One day, she had a realization: the bar only had seven ingredients. The bar smelled sweet and rural, like the farm store. But what if she could make a soap that smelled like her memories and the memories of her friends? Soap that smelled like wild weekends and good friends, like taking a shower in the warm desert air, like washing in a stream in the mountains, like that woody bar in a little town outside of Grass Valley where she learned to play pool and drink whiskey straight. And with these soaps, she could go back to those moments every morning before things got chaotic with back-to-back meetings and a mile long backlog of emails.
She is not alone. Within a week of her launch on March 15, 2013, most of her soaps had sold out. Two weeks later and one week before she left her job, she got a huge order for shaving kits that smelled like leather, whiskey, and bacon from Fab.com, a notoriously chic design company. Oprah.com recommended the Whiskey Shaving kits up as their #1 Father’s Day gift choice. Urban Daddy recently wrote “If you could somehow fuse the general feel of colonial America with the general mad genius soap-mastery of Tyler Durden from Fight Club, you’d get... something really weird. Like these soaps. Which, by personal hygiene fragrance standards, are a little weird. Good weird.”
“We’re trying to keep up with demand. When people hear of what we’re doing, either they go ballistic and want to buy everything or they shrug. I’ve found that the people who want to buy everything are people just like me, and the people who shrug, well, they remind me of old me,” Vincent laughs. “My customers are amazing, sending me photos of Vikings riding unicorns over the moon and stuff. I think I get as much from them as they get from me. We inspire each other!”
Since launch, Outlaw Soaps has doubled their soap offering and has started sending out lotion samples. They even designed a cup and soap holder for the shower... you know, for coffee. Or beer. Or whiskey. “It’s a balance between keeping the products people love, like ‘Fire in the Hole’ campfire soap or ‘Orange Grove’ orange and grass soap, and inventing new things. I’m an inventor, but I still have a responsibility to my friends and customers. When I run out of bacon soap, I’m in big trouble.”
Bacon soap? Campfire soap? Orange soap? It’s certainly not your average soap. But it’s not the soap for average people.
About Outlaw Soaps
Outlaw Soaps can change the experience of showering into a night on the trail, a roll in the grass, a night out with friends, or a day in the breezes of Joshua Tree. It’s not just about smelling “pretty.” Some of the best smells aren’t “pretty,” but they are better than pretty… they’re real.

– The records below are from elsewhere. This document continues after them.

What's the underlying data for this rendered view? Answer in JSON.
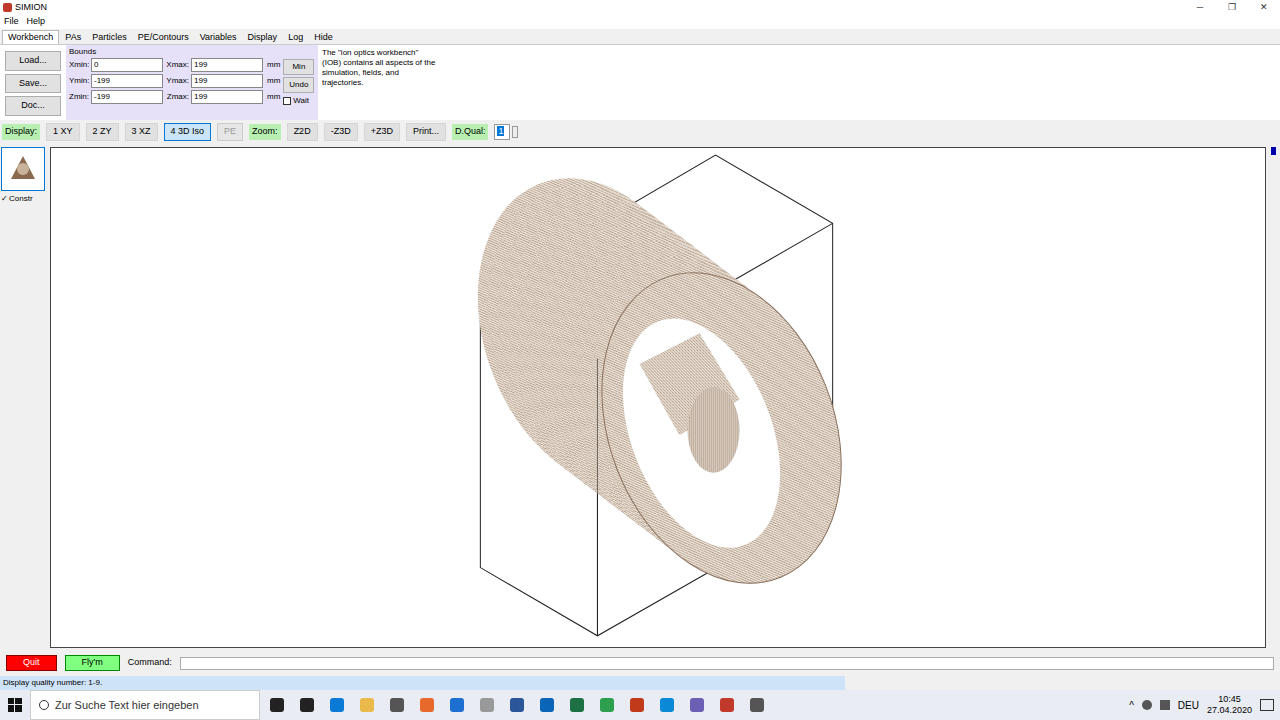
{
  "window": {
    "title": "SIMION",
    "controls": [
      "─",
      "❐",
      "✕"
    ]
  },
  "menu": [
    "File",
    "Help"
  ],
  "tabs": [
    {
      "label": "Workbench",
      "selected": true
    },
    {
      "label": "PAs",
      "selected": false
    },
    {
      "label": "Particles",
      "selected": false
    },
    {
      "label": "PE/Contours",
      "selected": false
    },
    {
      "label": "Variables",
      "selected": false
    },
    {
      "label": "Display",
      "selected": false
    },
    {
      "label": "Log",
      "selected": false
    },
    {
      "label": "Hide",
      "selected": false
    }
  ],
  "file_buttons": [
    "Load...",
    "Save...",
    "Doc..."
  ],
  "bounds": {
    "title": "Bounds",
    "rows": [
      {
        "min_label": "Xmin:",
        "min_value": "0",
        "max_label": "Xmax:",
        "max_value": "199",
        "unit": "mm"
      },
      {
        "min_label": "Ymin:",
        "min_value": "-199",
        "max_label": "Ymax:",
        "max_value": "199",
        "unit": "mm"
      },
      {
        "min_label": "Zmin:",
        "min_value": "-199",
        "max_label": "Zmax:",
        "max_value": "199",
        "unit": "mm"
      }
    ],
    "buttons": [
      "Min",
      "Undo"
    ],
    "wait": {
      "label": "Wait",
      "checked": false
    }
  },
  "description": [
    "The \"ion optics workbench\"",
    "(IOB) contains all aspects of the",
    "simulation, fields, and",
    "trajectories."
  ],
  "display_bar": [
    {
      "kind": "label",
      "text": "Display:"
    },
    {
      "kind": "button",
      "text": "1 XY",
      "selected": false,
      "disabled": false
    },
    {
      "kind": "button",
      "text": "2 ZY",
      "selected": false,
      "disabled": false
    },
    {
      "kind": "button",
      "text": "3 XZ",
      "selected": false,
      "disabled": false
    },
    {
      "kind": "button",
      "text": "4 3D Iso",
      "selected": true,
      "disabled": false
    },
    {
      "kind": "button",
      "text": "PE",
      "selected": false,
      "disabled": true
    },
    {
      "kind": "label",
      "text": "Zoom:"
    },
    {
      "kind": "button",
      "text": "Z2D",
      "selected": false,
      "disabled": false
    },
    {
      "kind": "button",
      "text": "-Z3D",
      "selected": false,
      "disabled": false
    },
    {
      "kind": "button",
      "text": "+Z3D",
      "selected": false,
      "disabled": false
    },
    {
      "kind": "button",
      "text": "Print...",
      "selected": false,
      "disabled": false
    },
    {
      "kind": "label",
      "text": "D.Qual:"
    },
    {
      "kind": "input",
      "text": "1",
      "selected": true
    }
  ],
  "instances": [
    {
      "label": "Constr",
      "checked": true
    }
  ],
  "command_bar": {
    "quit": "Quit",
    "fly": "Fly'm",
    "command_label": "Command:",
    "command_value": ""
  },
  "status_bar": "Display quality number: 1-9.",
  "taskbar": {
    "search_placeholder": "Zur Suche Text hier eingeben",
    "tray_arrow": "^",
    "language": "DEU",
    "time": "10:45",
    "date": "27.04.2020"
  }
}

Founded on January 3, 2013 and launched on March 15, 2013, Outlaw Soaps is based in Oakland and made by hand by husband and wife team Russ and Danielle Vincent. The soaps are available for sale online at http://www.outlawsoaps.com
Outlaw Soaps’ ecological footprint is very small, using only biodegradable packaging and reusable mixing containers. No animals were harmed in the manufacture or testing of the soaps.